The total amount of the credit varies from family to family, and is based on your child’s age as well as your income and filing status. Families with children 5 and younger are eligible for credits of as much as $3,600 per child, with up to $300 received monthly in advance; those with children ages 6 to 17 are eligible for up to $3,000, with up to $250 a month in advance. Families are eligible for the full amount if they earn less than $150,000 and are married filing a joint return. Single filers who earn less than $75,000 are also eligible for the full amount, as are head-of-household filers earning less than $112,500.
Most people used the payments to buy food and clothing and pay for utilities, according to a report from the Urban Institute. Democrats had sought to continue the larger child tax credits after 2021 as an antipoverty program, but negotiations have stalled in Congress.
The IRS is also sending a second letter later this month regarding the third round of economic impact payments, also known as stimulus checks. The third batch of stimulus checks, of $1,400 per person, was sent beginning in March as part of the pandemic relief effort.

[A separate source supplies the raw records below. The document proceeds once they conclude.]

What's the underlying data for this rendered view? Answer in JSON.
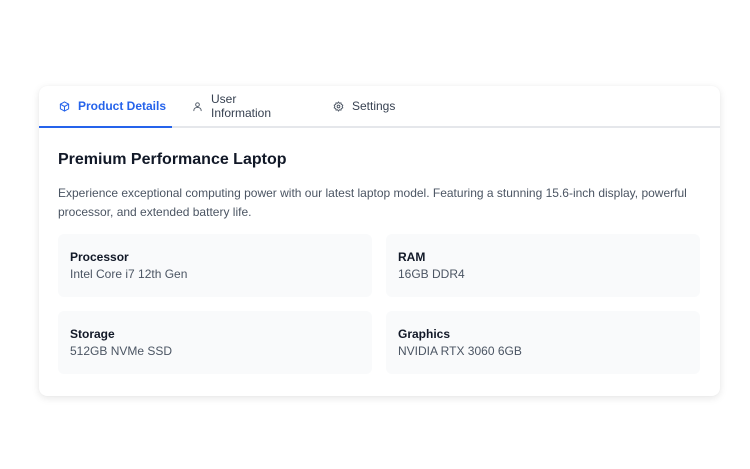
{
  "tabs": [
    {
      "label": "Product Details",
      "icon": "cube-icon",
      "active": true
    },
    {
      "label": "User Information",
      "icon": "user-icon",
      "active": false
    },
    {
      "label": "Settings",
      "icon": "gear-icon",
      "active": false
    }
  ],
  "product": {
    "title": "Premium Performance Laptop",
    "description": "Experience exceptional computing power with our latest laptop model. Featuring a stunning 15.6-inch display, powerful processor, and extended battery life."
  },
  "specs": [
    {
      "label": "Processor",
      "value": "Intel Core i7 12th Gen"
    },
    {
      "label": "RAM",
      "value": "16GB DDR4"
    },
    {
      "label": "Storage",
      "value": "512GB NVMe SSD"
    },
    {
      "label": "Graphics",
      "value": "NVIDIA RTX 3060 6GB"
    }
  ],
  "colors": {
    "accent": "#2563eb",
    "spec_background": "#f9fafb",
    "text_muted": "#4b5563"
  }
}
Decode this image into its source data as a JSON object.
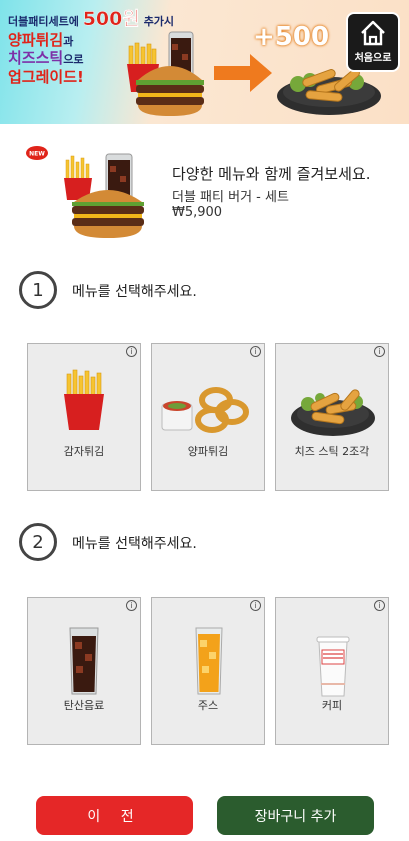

Most eligible people have already received the payments. But if you didn’t, or if you got less than the full amount, the letter — known as Letter 6475, Your Third Economic Impact Statement — will help determine if you can claim the money as a “recovery rebate credit” on your 2021 tax return.
As the 2022 filing season approaches, the IRS is still working through a backlog of returns from last year. “They’re starting this filing season still digging out of a hole from last filing season,” Collins said.
The IRS website says that as of Dec. 18, the agency still had 6.3 million unprocessed individual tax returns. They include 2020 returns with errors and those needing “special handling,” like corrections to recovery rebate credits.
In those cases, it is taking longer — sometimes much longer — than the typical 21 days to issue a refund. In some cases, the agency said, it could take as long as four months.
Tax professionals are preparing for clients who may be confused by the steps needed to reconcile various advance payments on their tax return. In a news release, the National Association of Tax Professionals said recent tax law changes and IRS backlogs “may cause complications” when filing a 2021 return: “Tax preparers may face their most grueling tax season to date.”
Filers can take at least two steps to help make tax season go more smoothly: File your return electronically and arrange for automatic deposit of your refund. “Paper is not the IRS’s friend,” Collins said.
Here are some questions and answers about the expanded child tax credit and the 2022 tax filing season:
Will everyone eligible for the child tax credit get a letter?
The IRS says people who received advance payments of the credit in 2021 will get letters. (People who are eligible, but preferred to wait and get the full credit with their tax return, could opt out of the monthly payments.) But even if you got a payment in July and then opted out of the remaining advance payments, you should still expect to get a letter, according to H&R Block.
When does tax filing season officially open this year?
Returns can be filed as early as Jan. 24.
Last year, the start was delayed by about two weeks, into February, because of pandemic-related technical and staffing issues. The filing deadline last year also was extended by a month.
When is the tax filing deadline this year?
The official deadline this year for most people is April 18, a few days later than normal because of a holiday in Washington, D.C., according to the IRS. But the agency has extended the filing deadline to May 16 for people in some states impacted by recent natural disasters, including Kentucky (tornadoes) and Colorado (wildfires). Filers in Maine and Massachusetts get an extra day, until April 19, because of state holidays.